Tube amplifiers are said to sound more musical. The reason is that tube amplifiers produce even ordered harmonics. Musical instruments give off harmonics in even orders. Transistor amplifiers tend to give off harmonics that are odd ordered. These odd-ordered harmonics are not as pleasing to the ear as second order harmonics are. Modern solid state amplifiers have very low distortions but their distortions are less tolerated by the ear than even ordered harmonics. This means that when you hear someone say a Tube amp is "warm" sounding, they are actually talking about the second order distortion produced by that tube amplifier, which they find pleasing to the ear. A good example of this is in guitar amplifiers, which often pride themselves on their second order harmonics.
One should note that while most solid state amplifiers have very low distortions (Total Harmonic Distortion) for the left and right channel, other channels are often much higher as these specifications are rarely noted. Subwoofer amplifiers are particularly bad at creating odd ordered harmonics.
I believe that the best tube and solid state amplifiers sound amazingly alike. Bad tube amplifiers sound tubby and slow. Bad transistor amplifiers sound harsh, bright and strident.

Just like you can't judge a good book by its cover, you can learn very little about an amplifier without digging in and seeing what is inside. Generally speaking, the most important component of any amplifier is its power supply. Is it sufficient? Is it accurate? Is it fast? Unfortunately, almost no amplifier company talks about their power supplies or what transformers they use (An example of a good company would be Eclipse, who uses dual toroidal transformers in their amplifier power supplies.)
I think most manufacturers would prefer you not ask.
 

Bronze Member
Username: Flyfishin4trout

Park City, UT USA

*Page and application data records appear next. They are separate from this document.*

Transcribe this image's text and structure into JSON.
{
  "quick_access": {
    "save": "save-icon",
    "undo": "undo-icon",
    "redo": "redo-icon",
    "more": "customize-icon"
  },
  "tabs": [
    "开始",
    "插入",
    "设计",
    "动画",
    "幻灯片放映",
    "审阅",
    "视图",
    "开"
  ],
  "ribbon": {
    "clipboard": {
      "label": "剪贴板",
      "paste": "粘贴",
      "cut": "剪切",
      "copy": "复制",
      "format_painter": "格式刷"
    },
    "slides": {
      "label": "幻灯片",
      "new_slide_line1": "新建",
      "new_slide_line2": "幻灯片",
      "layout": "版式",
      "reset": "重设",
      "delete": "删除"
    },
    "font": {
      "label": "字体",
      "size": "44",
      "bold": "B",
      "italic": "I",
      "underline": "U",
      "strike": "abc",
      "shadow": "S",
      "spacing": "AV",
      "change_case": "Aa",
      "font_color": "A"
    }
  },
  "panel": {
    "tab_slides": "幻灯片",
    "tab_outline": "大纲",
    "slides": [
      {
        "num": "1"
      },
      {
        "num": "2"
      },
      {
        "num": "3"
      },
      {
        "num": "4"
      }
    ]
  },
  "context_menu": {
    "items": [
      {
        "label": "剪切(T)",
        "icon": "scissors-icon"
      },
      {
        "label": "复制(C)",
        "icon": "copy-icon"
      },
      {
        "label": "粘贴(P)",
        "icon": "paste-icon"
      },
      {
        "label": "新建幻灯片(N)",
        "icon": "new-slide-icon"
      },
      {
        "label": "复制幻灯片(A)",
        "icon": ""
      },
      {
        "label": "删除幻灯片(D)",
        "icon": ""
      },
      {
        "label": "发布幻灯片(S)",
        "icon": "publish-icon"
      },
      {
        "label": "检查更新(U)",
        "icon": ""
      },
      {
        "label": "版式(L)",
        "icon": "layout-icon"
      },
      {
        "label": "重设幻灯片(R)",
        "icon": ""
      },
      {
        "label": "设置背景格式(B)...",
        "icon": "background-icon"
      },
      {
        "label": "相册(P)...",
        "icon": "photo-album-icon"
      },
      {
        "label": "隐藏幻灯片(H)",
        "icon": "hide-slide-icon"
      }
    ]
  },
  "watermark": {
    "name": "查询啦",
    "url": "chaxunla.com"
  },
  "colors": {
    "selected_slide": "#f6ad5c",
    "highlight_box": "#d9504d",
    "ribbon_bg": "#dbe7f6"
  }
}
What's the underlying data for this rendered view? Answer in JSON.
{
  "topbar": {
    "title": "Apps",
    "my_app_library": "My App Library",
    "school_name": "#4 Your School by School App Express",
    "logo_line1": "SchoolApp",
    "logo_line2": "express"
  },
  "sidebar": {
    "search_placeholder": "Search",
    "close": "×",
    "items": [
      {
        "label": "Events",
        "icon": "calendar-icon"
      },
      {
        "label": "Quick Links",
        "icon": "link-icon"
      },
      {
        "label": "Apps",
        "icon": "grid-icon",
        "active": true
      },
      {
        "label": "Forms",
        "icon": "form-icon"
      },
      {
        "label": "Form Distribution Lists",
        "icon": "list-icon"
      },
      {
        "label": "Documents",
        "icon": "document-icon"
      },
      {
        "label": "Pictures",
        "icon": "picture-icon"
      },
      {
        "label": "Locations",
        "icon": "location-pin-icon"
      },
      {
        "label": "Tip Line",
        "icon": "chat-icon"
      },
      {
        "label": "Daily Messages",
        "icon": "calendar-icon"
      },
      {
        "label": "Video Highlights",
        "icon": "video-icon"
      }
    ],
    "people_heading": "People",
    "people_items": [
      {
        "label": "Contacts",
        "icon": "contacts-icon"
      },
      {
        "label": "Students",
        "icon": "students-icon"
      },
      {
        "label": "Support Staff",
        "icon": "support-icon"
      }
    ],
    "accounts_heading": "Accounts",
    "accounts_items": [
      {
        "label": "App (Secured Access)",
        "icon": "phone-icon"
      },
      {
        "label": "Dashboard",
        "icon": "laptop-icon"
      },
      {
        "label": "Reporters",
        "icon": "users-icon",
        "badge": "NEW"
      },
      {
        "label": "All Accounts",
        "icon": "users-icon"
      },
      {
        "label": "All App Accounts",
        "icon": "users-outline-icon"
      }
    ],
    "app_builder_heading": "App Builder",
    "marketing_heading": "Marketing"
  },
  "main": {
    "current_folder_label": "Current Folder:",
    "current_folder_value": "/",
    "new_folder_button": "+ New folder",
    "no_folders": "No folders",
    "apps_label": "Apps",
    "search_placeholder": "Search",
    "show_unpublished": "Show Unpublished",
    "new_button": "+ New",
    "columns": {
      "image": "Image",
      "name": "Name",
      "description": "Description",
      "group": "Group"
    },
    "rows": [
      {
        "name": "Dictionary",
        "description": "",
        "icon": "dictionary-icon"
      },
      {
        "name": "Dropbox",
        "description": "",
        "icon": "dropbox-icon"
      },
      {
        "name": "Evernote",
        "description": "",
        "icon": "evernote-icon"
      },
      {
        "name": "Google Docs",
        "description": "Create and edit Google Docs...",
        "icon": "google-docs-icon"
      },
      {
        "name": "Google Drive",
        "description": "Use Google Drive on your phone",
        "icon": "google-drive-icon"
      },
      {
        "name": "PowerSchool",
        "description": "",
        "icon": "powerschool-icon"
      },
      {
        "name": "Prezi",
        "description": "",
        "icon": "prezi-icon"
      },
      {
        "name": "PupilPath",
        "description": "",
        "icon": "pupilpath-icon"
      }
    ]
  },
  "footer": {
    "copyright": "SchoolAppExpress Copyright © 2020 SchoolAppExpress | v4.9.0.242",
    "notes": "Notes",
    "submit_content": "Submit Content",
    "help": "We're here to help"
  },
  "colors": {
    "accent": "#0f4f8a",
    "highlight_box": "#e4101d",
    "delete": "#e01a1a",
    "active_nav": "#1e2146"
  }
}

Post Number: 13
Registered: Nov-04
Wow. Great post. Thanks very much.
« Previous Thread | Next Thread »

Facebook

Shop Related Deals

Directory

Main Forums

Today's Posts

Forum Help

Follow Us